Several good quality videos of wartime Podington can now be found on YouTube.
Here is a selection that remind us of those terrible & courageous times.
Less dangerous traffic now.
Less dangerous traffic now.
More skill & courage.
Over a familiar landscape.
Before it became a permanent drag racing venue Podington airfield was already no
stranger to motorsport events with a number of sprints being organised and run by
Northampton MCC, Bedford Eagles MCC & Roosters MCC. These were during the late
1950s & early 1960s. Some programmes from those earlier events are shown below.
A gliding club was also based at the airfield during the 1950s & early 60s.
A fascinating video of the club's exploits can be found here
( Many thanks to Clive Rooms for supplying the followng information & images )
They never would have guessed the future use of their work.
Drama with some interesting aerial footage.
A much later video gives some idea of how the venue
appeared when it began hosting motorsport.
Predecessors of Santa Pod's track crew.
A very real reminder of the Pod's
wartime history can be found at
Duxford.
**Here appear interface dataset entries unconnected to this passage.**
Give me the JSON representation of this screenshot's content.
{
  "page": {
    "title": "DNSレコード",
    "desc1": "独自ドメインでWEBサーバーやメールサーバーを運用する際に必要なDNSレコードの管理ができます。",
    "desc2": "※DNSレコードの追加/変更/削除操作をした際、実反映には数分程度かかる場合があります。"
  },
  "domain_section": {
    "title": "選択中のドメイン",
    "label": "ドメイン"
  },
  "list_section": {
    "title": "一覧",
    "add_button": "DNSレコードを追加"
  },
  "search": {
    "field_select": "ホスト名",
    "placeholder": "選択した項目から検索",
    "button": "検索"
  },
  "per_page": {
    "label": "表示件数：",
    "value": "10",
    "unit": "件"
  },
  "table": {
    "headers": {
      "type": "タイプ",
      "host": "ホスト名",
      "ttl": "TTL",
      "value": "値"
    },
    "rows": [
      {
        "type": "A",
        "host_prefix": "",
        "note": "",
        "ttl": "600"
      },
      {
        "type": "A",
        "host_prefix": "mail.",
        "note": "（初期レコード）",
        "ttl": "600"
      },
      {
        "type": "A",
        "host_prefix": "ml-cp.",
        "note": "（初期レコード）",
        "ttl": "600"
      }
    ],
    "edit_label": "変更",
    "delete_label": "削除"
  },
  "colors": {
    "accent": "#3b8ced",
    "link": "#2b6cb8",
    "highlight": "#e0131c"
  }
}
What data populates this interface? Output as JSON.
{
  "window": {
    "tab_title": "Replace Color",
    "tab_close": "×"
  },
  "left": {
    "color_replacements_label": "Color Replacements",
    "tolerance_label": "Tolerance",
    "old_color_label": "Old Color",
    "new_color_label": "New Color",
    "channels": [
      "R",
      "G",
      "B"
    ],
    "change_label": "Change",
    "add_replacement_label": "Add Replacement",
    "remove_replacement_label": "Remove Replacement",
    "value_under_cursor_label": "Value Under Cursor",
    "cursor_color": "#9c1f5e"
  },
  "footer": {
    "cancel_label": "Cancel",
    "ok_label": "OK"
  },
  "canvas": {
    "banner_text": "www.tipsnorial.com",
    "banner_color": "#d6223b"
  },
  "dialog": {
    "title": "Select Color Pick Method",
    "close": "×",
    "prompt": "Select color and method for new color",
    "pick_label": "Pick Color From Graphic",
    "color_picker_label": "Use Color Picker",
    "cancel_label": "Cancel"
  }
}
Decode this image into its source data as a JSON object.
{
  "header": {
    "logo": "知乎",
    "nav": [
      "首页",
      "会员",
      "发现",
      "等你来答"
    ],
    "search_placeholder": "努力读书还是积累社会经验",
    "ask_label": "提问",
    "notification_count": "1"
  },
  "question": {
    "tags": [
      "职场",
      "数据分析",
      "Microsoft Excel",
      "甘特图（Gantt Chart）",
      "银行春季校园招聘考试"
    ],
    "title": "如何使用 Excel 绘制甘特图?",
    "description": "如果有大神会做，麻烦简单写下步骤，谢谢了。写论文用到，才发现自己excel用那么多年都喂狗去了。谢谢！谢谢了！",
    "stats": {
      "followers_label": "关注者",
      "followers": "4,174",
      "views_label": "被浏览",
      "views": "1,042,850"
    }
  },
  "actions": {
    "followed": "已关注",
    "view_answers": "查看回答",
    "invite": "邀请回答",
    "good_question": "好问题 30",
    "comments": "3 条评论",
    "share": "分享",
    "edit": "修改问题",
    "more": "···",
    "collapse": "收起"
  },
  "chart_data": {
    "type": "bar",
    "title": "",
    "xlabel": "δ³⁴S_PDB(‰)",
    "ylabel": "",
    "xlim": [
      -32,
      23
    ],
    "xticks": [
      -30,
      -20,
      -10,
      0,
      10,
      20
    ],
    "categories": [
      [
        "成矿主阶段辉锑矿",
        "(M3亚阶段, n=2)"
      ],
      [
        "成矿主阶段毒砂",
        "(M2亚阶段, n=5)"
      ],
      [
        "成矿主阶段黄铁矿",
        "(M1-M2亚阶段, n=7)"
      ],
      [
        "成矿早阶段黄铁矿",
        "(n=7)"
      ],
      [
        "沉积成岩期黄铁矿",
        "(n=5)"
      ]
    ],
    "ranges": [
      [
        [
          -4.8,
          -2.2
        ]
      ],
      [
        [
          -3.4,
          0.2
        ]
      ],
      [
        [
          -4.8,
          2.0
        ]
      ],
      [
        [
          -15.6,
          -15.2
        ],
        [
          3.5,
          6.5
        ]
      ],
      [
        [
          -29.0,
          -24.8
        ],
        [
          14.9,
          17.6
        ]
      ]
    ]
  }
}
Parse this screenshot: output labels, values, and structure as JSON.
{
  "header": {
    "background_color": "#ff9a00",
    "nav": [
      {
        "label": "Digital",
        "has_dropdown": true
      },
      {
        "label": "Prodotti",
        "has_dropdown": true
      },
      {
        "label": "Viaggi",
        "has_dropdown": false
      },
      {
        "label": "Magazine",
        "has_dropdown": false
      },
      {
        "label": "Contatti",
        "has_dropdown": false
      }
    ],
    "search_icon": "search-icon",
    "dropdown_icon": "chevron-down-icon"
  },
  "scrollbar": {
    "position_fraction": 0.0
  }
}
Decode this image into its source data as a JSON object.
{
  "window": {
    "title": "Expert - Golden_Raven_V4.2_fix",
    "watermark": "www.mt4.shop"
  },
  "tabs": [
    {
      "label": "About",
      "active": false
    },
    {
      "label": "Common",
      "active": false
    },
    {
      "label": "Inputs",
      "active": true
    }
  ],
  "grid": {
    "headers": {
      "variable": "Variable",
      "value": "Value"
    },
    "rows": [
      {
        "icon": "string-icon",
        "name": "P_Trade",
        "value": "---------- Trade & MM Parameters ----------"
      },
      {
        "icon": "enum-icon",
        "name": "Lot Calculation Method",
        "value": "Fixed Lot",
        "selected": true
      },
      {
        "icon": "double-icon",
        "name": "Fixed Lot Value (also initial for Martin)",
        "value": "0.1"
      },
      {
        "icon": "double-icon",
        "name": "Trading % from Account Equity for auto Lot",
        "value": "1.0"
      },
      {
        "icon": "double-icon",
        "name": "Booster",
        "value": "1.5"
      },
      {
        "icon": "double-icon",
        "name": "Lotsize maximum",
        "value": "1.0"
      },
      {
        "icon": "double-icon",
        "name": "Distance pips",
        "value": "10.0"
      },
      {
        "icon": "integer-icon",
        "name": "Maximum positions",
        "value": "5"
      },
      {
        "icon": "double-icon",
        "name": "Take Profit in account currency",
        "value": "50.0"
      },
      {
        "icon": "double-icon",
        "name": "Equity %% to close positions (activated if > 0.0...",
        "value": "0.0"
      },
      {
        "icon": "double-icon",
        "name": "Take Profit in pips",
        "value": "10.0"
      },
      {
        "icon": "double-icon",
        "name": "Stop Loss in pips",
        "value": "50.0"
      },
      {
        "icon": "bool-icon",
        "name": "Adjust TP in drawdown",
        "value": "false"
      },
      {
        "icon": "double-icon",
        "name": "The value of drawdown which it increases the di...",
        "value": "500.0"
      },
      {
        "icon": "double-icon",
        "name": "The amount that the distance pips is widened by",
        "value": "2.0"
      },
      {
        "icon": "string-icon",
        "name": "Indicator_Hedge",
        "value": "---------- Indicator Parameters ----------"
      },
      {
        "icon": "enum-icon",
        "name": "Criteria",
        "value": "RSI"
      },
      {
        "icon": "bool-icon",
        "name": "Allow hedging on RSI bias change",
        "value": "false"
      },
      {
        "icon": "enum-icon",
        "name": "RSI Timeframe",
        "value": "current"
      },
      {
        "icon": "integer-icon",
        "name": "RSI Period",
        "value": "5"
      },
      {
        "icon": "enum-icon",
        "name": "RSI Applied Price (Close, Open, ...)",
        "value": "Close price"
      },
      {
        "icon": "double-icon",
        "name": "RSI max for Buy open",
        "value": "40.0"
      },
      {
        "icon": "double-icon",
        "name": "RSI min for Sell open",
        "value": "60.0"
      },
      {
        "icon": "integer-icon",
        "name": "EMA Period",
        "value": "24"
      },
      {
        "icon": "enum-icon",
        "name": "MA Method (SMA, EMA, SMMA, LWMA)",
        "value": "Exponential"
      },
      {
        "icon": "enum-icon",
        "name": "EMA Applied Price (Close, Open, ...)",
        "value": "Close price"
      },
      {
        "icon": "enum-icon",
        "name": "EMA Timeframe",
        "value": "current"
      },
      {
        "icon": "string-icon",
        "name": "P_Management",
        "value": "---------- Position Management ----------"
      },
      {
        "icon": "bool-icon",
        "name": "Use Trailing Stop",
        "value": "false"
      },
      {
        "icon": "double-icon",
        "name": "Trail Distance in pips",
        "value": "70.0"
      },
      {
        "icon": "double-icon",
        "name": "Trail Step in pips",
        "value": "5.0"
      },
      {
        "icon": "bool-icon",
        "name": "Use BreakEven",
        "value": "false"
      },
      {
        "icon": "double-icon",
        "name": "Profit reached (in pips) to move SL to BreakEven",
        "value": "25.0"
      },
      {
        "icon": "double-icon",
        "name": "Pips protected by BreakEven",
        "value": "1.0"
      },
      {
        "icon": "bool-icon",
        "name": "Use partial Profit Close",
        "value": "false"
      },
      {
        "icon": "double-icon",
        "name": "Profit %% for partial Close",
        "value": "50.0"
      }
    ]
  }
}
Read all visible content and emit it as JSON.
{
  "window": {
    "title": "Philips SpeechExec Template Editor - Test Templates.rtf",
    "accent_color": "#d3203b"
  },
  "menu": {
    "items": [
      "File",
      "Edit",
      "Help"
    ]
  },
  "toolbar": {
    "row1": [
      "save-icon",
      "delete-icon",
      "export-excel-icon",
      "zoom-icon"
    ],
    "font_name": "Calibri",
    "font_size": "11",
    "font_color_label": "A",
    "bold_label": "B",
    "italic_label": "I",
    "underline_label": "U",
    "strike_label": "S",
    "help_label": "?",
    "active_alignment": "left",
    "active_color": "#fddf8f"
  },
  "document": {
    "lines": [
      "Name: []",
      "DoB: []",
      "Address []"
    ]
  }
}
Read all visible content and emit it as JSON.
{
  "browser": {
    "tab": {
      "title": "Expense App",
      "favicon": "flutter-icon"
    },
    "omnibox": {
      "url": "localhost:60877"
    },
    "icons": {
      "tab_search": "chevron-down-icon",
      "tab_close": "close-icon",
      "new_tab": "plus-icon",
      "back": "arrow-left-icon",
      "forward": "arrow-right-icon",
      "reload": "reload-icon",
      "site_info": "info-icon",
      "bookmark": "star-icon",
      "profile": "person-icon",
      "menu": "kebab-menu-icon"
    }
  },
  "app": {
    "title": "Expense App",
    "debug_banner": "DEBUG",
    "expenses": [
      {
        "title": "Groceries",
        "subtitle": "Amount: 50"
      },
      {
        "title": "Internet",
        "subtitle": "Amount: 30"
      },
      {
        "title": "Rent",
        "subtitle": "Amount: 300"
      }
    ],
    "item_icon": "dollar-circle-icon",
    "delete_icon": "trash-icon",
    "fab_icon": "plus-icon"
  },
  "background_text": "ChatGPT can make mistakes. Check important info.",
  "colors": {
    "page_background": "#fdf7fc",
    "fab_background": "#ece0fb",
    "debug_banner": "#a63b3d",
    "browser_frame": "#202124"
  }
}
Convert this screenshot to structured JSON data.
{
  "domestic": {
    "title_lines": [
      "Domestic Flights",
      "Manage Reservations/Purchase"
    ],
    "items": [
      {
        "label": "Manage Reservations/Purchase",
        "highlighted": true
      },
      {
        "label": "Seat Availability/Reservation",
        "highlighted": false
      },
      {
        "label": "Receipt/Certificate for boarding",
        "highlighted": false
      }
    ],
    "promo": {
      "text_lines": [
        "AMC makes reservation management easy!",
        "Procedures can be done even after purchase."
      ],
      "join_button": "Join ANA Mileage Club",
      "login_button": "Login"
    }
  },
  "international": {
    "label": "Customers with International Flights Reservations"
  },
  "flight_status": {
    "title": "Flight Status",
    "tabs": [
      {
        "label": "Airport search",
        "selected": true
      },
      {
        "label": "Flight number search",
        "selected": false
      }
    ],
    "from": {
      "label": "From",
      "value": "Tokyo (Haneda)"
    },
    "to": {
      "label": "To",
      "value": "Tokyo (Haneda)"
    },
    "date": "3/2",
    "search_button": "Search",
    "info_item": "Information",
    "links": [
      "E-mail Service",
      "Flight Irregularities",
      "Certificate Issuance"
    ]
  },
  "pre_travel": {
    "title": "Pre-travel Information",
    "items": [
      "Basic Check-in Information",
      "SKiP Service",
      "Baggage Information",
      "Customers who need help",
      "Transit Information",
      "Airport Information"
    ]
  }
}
It is a large wall painting found in
one of the huts at Podington that
was being used as a pig sty.

Surprisingly the artwork was still
in good enough condition to be
worth rescuing and conserving.

It was painted by Staff Sergeant
George Waldschmidt and moved to
Duxford Museum in 1989 where it
was restored to its former glory.

A news video of the event is here

Images courtesy of Paul Waltham
THE BIG PICTURE
(Many thanks to Guy Waltham for
providing this information)